» **HOW TO COMPLETE THIS TASK**
In the listing that follows, count the lines holding the word "ГИБДД" and report only that number.

» **EXTRACTED INFORMATION**
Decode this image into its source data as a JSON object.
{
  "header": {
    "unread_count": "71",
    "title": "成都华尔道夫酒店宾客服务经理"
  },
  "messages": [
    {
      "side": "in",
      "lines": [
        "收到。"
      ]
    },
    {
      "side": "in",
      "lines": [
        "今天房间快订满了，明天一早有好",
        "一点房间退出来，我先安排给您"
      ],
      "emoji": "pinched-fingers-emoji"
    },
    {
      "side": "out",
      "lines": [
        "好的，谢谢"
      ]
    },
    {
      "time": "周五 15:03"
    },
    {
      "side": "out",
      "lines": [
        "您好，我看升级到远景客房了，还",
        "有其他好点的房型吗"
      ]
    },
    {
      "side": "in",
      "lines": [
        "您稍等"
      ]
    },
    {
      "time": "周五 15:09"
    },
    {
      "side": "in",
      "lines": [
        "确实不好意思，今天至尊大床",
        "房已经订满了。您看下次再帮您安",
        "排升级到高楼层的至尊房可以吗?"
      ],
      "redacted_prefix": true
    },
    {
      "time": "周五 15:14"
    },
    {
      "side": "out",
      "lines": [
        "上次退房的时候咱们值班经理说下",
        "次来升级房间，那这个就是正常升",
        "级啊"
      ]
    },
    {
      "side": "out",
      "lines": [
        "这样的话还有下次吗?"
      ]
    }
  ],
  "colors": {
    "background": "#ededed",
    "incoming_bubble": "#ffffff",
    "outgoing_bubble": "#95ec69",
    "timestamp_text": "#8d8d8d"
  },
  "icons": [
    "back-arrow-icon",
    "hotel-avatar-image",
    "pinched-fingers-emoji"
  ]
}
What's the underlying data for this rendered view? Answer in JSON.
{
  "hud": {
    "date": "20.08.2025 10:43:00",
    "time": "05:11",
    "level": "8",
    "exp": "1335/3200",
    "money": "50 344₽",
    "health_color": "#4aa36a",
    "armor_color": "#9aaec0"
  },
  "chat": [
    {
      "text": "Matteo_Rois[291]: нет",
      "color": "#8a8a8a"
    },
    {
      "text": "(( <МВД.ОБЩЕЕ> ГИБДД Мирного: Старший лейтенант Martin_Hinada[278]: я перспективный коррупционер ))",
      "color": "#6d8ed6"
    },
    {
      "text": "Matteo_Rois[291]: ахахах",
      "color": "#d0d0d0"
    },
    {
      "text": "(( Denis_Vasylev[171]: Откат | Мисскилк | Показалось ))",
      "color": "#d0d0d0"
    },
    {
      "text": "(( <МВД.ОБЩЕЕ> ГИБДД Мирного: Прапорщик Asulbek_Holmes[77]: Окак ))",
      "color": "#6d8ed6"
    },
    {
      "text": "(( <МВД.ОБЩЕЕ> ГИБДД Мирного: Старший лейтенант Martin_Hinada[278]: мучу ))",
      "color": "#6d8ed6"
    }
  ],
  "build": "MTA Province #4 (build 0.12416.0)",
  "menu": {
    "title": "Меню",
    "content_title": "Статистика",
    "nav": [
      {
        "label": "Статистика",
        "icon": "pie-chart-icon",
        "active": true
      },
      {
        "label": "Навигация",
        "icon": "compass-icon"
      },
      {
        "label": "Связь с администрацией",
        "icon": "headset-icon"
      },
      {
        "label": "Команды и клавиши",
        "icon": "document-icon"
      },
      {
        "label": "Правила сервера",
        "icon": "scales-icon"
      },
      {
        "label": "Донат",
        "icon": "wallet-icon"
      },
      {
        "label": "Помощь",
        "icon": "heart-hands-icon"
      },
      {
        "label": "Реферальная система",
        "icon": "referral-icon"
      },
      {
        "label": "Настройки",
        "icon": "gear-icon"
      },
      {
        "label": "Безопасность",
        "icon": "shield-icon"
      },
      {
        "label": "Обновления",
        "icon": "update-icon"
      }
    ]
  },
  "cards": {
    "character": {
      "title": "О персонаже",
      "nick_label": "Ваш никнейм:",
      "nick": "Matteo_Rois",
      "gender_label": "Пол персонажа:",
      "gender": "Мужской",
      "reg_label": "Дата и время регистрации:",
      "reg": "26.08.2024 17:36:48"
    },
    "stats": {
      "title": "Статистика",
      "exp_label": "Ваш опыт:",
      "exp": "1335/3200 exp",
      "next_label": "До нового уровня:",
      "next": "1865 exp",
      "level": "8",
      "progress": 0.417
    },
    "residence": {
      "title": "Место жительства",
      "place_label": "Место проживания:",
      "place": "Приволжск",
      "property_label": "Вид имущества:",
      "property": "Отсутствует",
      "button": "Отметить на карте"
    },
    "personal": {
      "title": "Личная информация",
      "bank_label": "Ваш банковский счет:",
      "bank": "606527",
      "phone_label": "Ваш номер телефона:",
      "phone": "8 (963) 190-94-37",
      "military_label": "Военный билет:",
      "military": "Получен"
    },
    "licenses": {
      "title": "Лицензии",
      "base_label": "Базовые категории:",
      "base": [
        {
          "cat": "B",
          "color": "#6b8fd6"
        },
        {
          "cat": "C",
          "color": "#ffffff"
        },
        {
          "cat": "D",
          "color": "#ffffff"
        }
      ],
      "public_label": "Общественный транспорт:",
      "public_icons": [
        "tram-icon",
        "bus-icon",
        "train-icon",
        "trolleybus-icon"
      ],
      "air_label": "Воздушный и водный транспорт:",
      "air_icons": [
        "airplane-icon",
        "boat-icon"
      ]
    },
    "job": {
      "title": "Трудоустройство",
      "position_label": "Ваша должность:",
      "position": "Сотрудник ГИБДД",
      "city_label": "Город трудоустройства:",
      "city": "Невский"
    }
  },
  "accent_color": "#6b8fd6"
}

» **TASK SOLUTION**
4